Maybe the most unsettling part of the A-M-C framework in this context is the Motivation aspect. Why, ultimately, am I helping? Do I like this student a bit more than others? Would I help another student who I find kind of annoying who had the same problem? Am I hoping to deliberately manage my way to better teaching evaluations? Am I thinking that my intervention here will fundamentally boost this student’s ability to learn in my class, and maybe even in his entire college suite of courses? Students pick up on our insincerity in a heartbeat, and their antennae ferret out our instrumentality when we help for the wrong reasons.
Finally, we need to assess the extent to which we can reasonably assist with a student problem—our Capability. Returning again to my scenario with Bob, I was clearly able to help, and it was my role to be proactive in doing so. Years ago, I had a student whose sibling died, sending her entire family into a paralyzing spiral of denial and pain. When she came to me to discuss her options for passing the course, it became a counseling session I was not qualified to conduct. I knew I was out of my league of expertise, and so in that case, continuing to “assist” would have been unethical for me. Thankfully, our student counseling center was available, and I remain grateful to this day that they took over for me.
Our Capability to assist is also impacted by the sheer number of students we may have any given semester. My courses are small enough where managing individual student needs is workable; what about the huge 300 student lecture courses, where we don’t interact with students personally? While perhaps we could monitor individual student grade patterns, it would be pretty much impossible to engage in caring in the same ways as with a 25 student seminar. What might caring look like in these mega-courses? Ultimately, what’s in your assistance toolkit, and what’s not? Honestly assessing our own skills is critical.

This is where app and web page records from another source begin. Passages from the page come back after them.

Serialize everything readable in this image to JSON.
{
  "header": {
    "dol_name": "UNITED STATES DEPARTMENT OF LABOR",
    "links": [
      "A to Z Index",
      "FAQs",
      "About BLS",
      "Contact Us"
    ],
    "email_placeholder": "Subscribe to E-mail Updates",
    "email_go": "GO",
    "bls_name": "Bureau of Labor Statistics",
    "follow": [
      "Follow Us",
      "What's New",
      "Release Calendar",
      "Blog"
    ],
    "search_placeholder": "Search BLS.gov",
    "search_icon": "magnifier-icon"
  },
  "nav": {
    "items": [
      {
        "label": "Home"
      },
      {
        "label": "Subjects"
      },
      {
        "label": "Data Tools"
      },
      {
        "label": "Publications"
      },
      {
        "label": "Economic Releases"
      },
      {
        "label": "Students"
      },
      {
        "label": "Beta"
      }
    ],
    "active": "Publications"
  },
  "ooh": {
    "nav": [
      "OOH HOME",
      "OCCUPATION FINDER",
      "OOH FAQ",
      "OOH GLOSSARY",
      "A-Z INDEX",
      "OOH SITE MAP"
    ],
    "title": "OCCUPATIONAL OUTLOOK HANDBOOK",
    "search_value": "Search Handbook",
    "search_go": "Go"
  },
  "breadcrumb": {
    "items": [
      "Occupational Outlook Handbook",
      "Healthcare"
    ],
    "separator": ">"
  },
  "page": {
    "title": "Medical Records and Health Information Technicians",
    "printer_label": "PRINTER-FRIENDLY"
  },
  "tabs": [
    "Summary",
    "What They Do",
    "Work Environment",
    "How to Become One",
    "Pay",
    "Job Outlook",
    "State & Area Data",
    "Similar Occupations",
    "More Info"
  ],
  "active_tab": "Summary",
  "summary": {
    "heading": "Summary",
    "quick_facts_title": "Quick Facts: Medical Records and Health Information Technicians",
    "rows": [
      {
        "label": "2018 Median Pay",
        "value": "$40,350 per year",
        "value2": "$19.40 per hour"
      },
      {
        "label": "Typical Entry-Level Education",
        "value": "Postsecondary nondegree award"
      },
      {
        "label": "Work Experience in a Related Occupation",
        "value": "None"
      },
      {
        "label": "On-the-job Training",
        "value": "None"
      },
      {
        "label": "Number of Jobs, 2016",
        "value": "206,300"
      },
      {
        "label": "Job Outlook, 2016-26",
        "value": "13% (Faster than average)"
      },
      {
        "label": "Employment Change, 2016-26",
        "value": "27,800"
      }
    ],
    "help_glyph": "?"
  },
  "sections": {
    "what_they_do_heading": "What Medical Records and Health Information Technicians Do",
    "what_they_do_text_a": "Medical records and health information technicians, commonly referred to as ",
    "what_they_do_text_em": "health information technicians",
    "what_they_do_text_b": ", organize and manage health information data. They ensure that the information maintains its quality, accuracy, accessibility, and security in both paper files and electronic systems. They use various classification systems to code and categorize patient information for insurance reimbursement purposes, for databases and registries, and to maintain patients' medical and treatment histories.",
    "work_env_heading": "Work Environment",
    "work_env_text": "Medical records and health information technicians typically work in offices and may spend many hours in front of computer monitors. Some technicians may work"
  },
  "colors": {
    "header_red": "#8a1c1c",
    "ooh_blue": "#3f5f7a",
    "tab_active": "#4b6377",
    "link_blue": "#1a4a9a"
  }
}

I have experimented with caring behaviors after I understood that some of Tom and Paul’s students could have been talking about me. The results of my little experiments leave no doubt at all as to my power to fundamentally change a student’s experience from negative to positive, from disengagement to immersion. Consider this comment from a student who added my course late, into the second week, and was obviously struggling with course norms and expectations.
At first I didn’t like her teaching style but she took interest in me and drew the best out of me which in turn created interest from me in the class and has resulted in a great experience. I will choose her as a professor in any classes she offers that I need in the future.
The “before” Kathy would have seen that he was struggling, but not spoken to him, since that was HIS responsibility to come to me. The “after” Kathy spoke to him after class in week three, alerting him to several course policies he was violating to the detriment of his entire course grade, and encouraging him to modify how he participated in the class.
This is still a process—I don’t have this all figured out. And it is still a very conscious, cost-benefit calculus for me to decide to have these conversations. There have been, however, zero instances where my caring behavior toward a student was for naught, where I did not notice a dramatic change in performance, attitude, or both. What’s clear to me, for better or worse, is that I can no longer blissfully deflect obvious student distress under the guise of students’ owning their own learning experiences.
I invite your comments and experiences.